(RAW DATA):
************

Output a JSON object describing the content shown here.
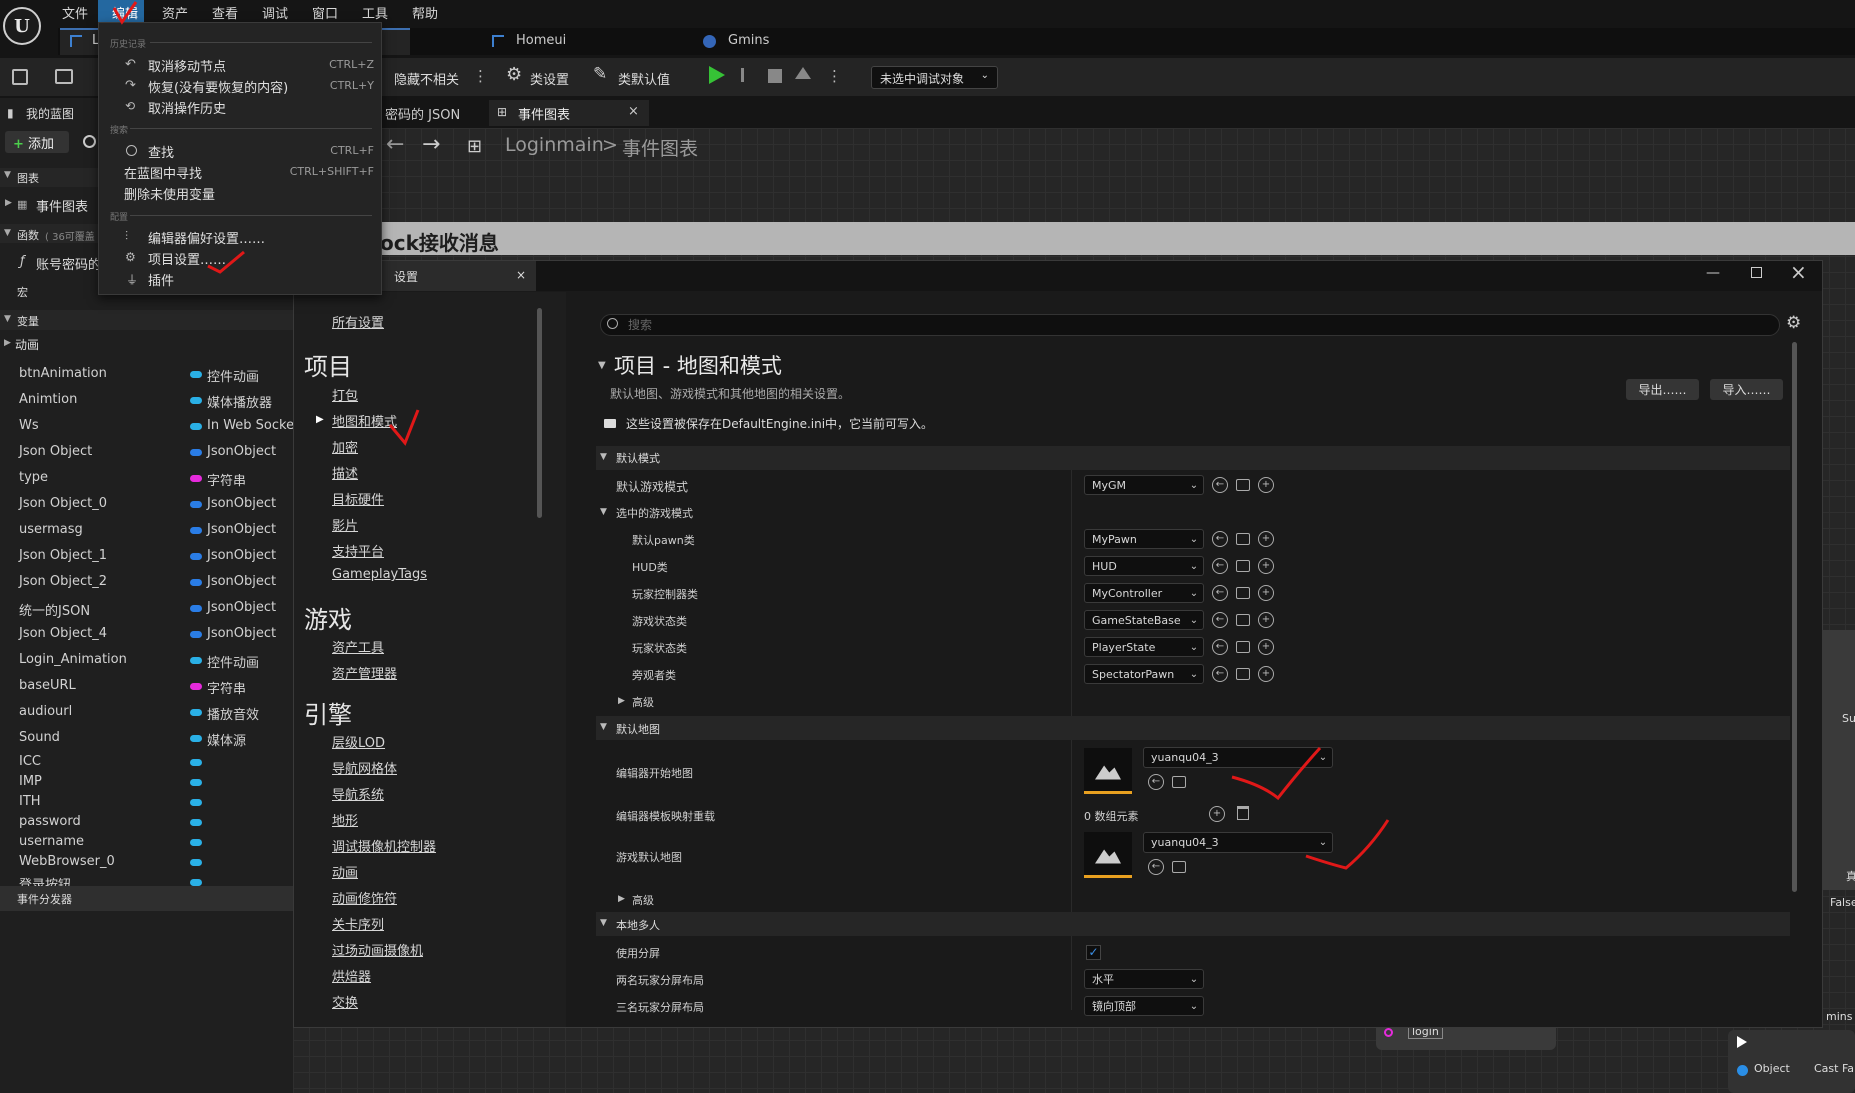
{
  "menubar": {
    "items": [
      "文件",
      "编辑",
      "资产",
      "查看",
      "调试",
      "窗口",
      "工具",
      "帮助"
    ]
  },
  "tabs": {
    "t1": "L",
    "t2": "Homeui",
    "t3": "Gmins"
  },
  "toolbar": {
    "hide_unrelated": "隐藏不相关",
    "class_settings": "类设置",
    "class_defaults": "类默认值",
    "debug_target": "未选中调试对象"
  },
  "doc_tabs": {
    "json": "密码的 JSON",
    "event_graph": "事件图表"
  },
  "breadcrumb": {
    "root": "Loginmain",
    "sep": ">",
    "page": "事件图表"
  },
  "my_blueprint": {
    "title": "我的蓝图",
    "add": "添加",
    "graphs": "图表",
    "event_graph": "事件图表",
    "functions": "函数",
    "func_count": "( 36可覆盖",
    "func_item": "账号密码的",
    "macros": "宏",
    "variables": "变量",
    "anim": "动画",
    "dispatchers": "事件分发器"
  },
  "variables": [
    {
      "name": "btnAnimation",
      "type": "控件动画",
      "color": "#2ab0e6"
    },
    {
      "name": "Animtion",
      "type": "媒体播放器",
      "color": "#2ab0e6"
    },
    {
      "name": "Ws",
      "type": "In Web Socket",
      "color": "#2ab0e6"
    },
    {
      "name": "Json Object",
      "type": "JsonObject",
      "color": "#2a7de6"
    },
    {
      "name": "type",
      "type": "字符串",
      "color": "#e62adc"
    },
    {
      "name": "Json Object_0",
      "type": "JsonObject",
      "color": "#2a7de6"
    },
    {
      "name": "usermasg",
      "type": "JsonObject",
      "color": "#2a7de6"
    },
    {
      "name": "Json Object_1",
      "type": "JsonObject",
      "color": "#2a7de6"
    },
    {
      "name": "Json Object_2",
      "type": "JsonObject",
      "color": "#2a7de6"
    },
    {
      "name": "统一的JSON",
      "type": "JsonObject",
      "color": "#2a7de6"
    },
    {
      "name": "Json Object_4",
      "type": "JsonObject",
      "color": "#2a7de6"
    },
    {
      "name": "Login_Animation",
      "type": "控件动画",
      "color": "#2ab0e6"
    },
    {
      "name": "baseURL",
      "type": "字符串",
      "color": "#e62adc"
    },
    {
      "name": "audiourl",
      "type": "播放音效",
      "color": "#2ab0e6"
    },
    {
      "name": "Sound",
      "type": "媒体源",
      "color": "#2ab0e6"
    },
    {
      "name": "ICC",
      "type": "",
      "color": "#2ab0e6"
    },
    {
      "name": "IMP",
      "type": "",
      "color": "#2ab0e6"
    },
    {
      "name": "ITH",
      "type": "",
      "color": "#2ab0e6"
    },
    {
      "name": "password",
      "type": "",
      "color": "#2ab0e6"
    },
    {
      "name": "username",
      "type": "",
      "color": "#2ab0e6"
    },
    {
      "name": "WebBrowser_0",
      "type": "",
      "color": "#2ab0e6"
    },
    {
      "name": "登录按钮",
      "type": "",
      "color": "#2ab0e6"
    }
  ],
  "edit_menu": {
    "sec_history": "历史记录",
    "undo": "取消移动节点",
    "undo_sc": "CTRL+Z",
    "redo": "恢复(没有要恢复的内容)",
    "redo_sc": "CTRL+Y",
    "undo_history": "取消操作历史",
    "sec_search": "搜索",
    "find": "查找",
    "find_sc": "CTRL+F",
    "find_bp": "在蓝图中寻找",
    "find_bp_sc": "CTRL+SHIFT+F",
    "delete_unused": "删除未使用变量",
    "sec_config": "配置",
    "editor_prefs": "编辑器偏好设置……",
    "project_settings": "项目设置……",
    "plugins": "插件"
  },
  "graph_title": "ock接收消息",
  "project_settings": {
    "tab_title": "设置",
    "search_placeholder": "搜索",
    "all_settings": "所有设置",
    "cat_project": "项目",
    "project_items": [
      "打包",
      "地图和模式",
      "加密",
      "描述",
      "目标硬件",
      "影片",
      "支持平台",
      "GameplayTags"
    ],
    "cat_game": "游戏",
    "game_items": [
      "资产工具",
      "资产管理器"
    ],
    "cat_engine": "引擎",
    "engine_items": [
      "层级LOD",
      "导航网格体",
      "导航系统",
      "地形",
      "调试摄像机控制器",
      "动画",
      "动画修饰符",
      "关卡序列",
      "过场动画摄像机",
      "烘焙器",
      "交换"
    ],
    "section_title": "项目 - 地图和模式",
    "section_desc": "默认地图、游戏模式和其他地图的相关设置。",
    "export": "导出……",
    "import": "导入……",
    "writable_note": "这些设置被保存在DefaultEngine.ini中，它当前可写入。",
    "default_modes": "默认模式",
    "default_game_mode": "默认游戏模式",
    "default_game_mode_val": "MyGM",
    "selected_game_mode": "选中的游戏模式",
    "pawn": "默认pawn类",
    "pawn_val": "MyPawn",
    "hud": "HUD类",
    "hud_val": "HUD",
    "pc": "玩家控制器类",
    "pc_val": "MyController",
    "gs": "游戏状态类",
    "gs_val": "GameStateBase",
    "ps": "玩家状态类",
    "ps_val": "PlayerState",
    "spec": "旁观者类",
    "spec_val": "SpectatorPawn",
    "advanced": "高级",
    "default_maps": "默认地图",
    "editor_start_map": "编辑器开始地图",
    "editor_start_map_val": "yuanqu04_3",
    "editor_template_override": "编辑器模板映射重载",
    "array_count": "0 数组元素",
    "game_default_map": "游戏默认地图",
    "game_default_map_val": "yuanqu04_3",
    "advanced2": "高级",
    "local_mp": "本地多人",
    "use_split": "使用分屏",
    "two_player": "两名玩家分屏布局",
    "two_player_val": "水平",
    "three_player": "三名玩家分屏布局",
    "three_player_val": "镜向顶部"
  },
  "graph_node": {
    "login": "login",
    "object": "Object",
    "cast": "Cast Fa",
    "su": "Su",
    "false": "False",
    "mins": "mins",
    "zhen": "真"
  }
}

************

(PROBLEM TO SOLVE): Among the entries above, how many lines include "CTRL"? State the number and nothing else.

(SOLVED PROBLEM): 4